As for the locals, we left with positive experiences and new friendships that we hope continues on. There’s nothing like a rewarding local interaction to top off an experience in a country.

The Blue City of Chefchaouen


When I first heard of a Moroccan town with buildings awashed in hues of blue I knew I had to see it with my own eyes. This town is no stranger in the Moroccan tourist circuit and it’s no wonder why. Wandering the maze of alleys and corners in Chefchaouen is like unwrapping presents on Christmas day. Every turn reveals a delightful surprise of a quirky blue door or blue steps leading to more hidden buildings. Getting lost within this blue maze is part of the fun of exploring Chefchaouen and it amazes me that people actually live and go about their daily lives here amidst tourists sneaking glimpses into their half open doors and windows. And yes, the insides are blue too 😉

Dresden’s old and new


Dresden is the only city of former East Germany (discounting East Berlin) that we visited and we were keen to see how different it would be from other parts of Germany. We were charmed by Dresden’s Alstadt (old city) with its distinctive Baroque style architecture and Soviet style pastel coloured buildings with cute windows poking out of the rooftops. Despite being completely bombed out during WWII with only a few buildings left standing, the old city was rebuilt to resemble its former glory. Dresden reminded us of Prague and this could be attributed to the Soviet influence or just simply physical proximity of both cities.

The newer part of Dresden known as Neustadt is what stayed with us. We were drawn to this quirky area known as Kunsthofpassage which is a courtyard with several buildings, each with a unique modern design. The best design is known as the ‘Court of Water’ which merges architecture (funnels, gutters and pipes) and nature (rain water) to create music. I’ve never seen anything more clever. These buildings are inhabited by locals and indie or vintage shops which adds to the charm of this place.
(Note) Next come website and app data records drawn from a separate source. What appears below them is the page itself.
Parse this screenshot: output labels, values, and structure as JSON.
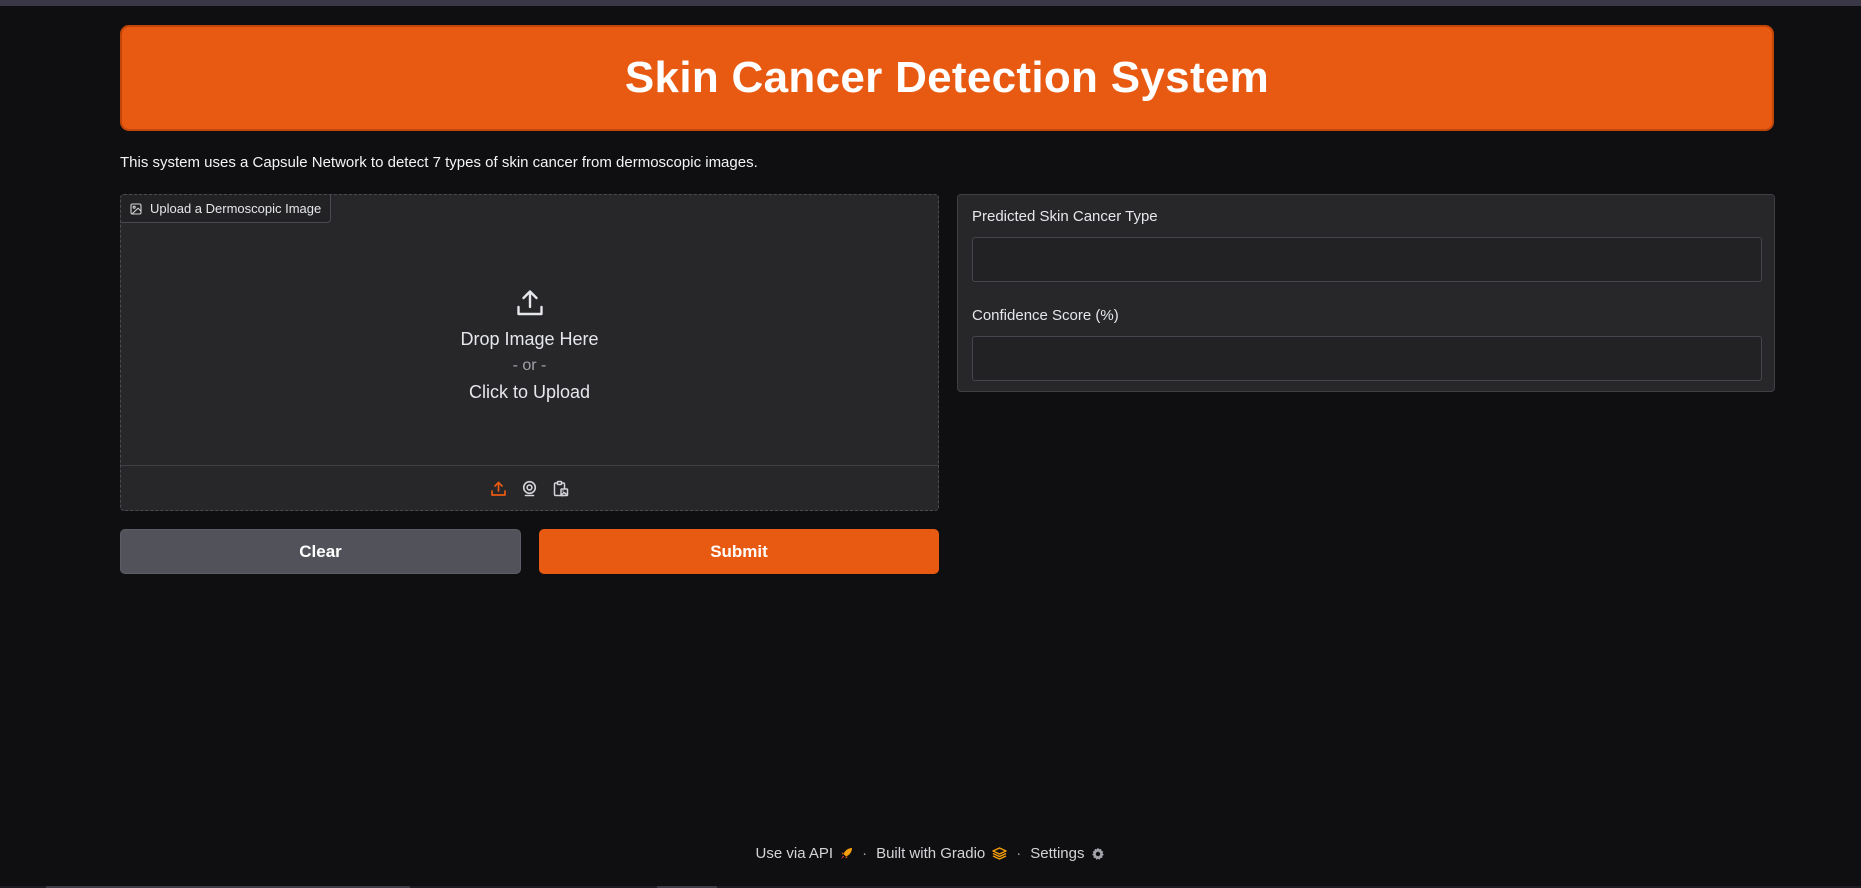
{
  "header": {
    "title": "Skin Cancer Detection System"
  },
  "description": "This system uses a Capsule Network to detect 7 types of skin cancer from dermoscopic images.",
  "upload": {
    "label": "Upload a Dermoscopic Image",
    "drop_text": "Drop Image Here",
    "or_text": "- or -",
    "click_text": "Click to Upload",
    "sources": [
      "upload-icon",
      "webcam-icon",
      "clipboard-icon"
    ]
  },
  "buttons": {
    "clear_label": "Clear",
    "submit_label": "Submit"
  },
  "outputs": {
    "prediction_label": "Predicted Skin Cancer Type",
    "prediction_value": "",
    "confidence_label": "Confidence Score (%)",
    "confidence_value": ""
  },
  "footer": {
    "api_label": "Use via API",
    "built_label": "Built with Gradio",
    "settings_label": "Settings"
  },
  "colors": {
    "accent": "#e85a12",
    "background": "#0f0f11",
    "panel": "#27272a",
    "secondary_button": "#52525b"
  }
}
On a whole Dresden took us by surprise with its old and new and is worth stopping over for a day or two if not more.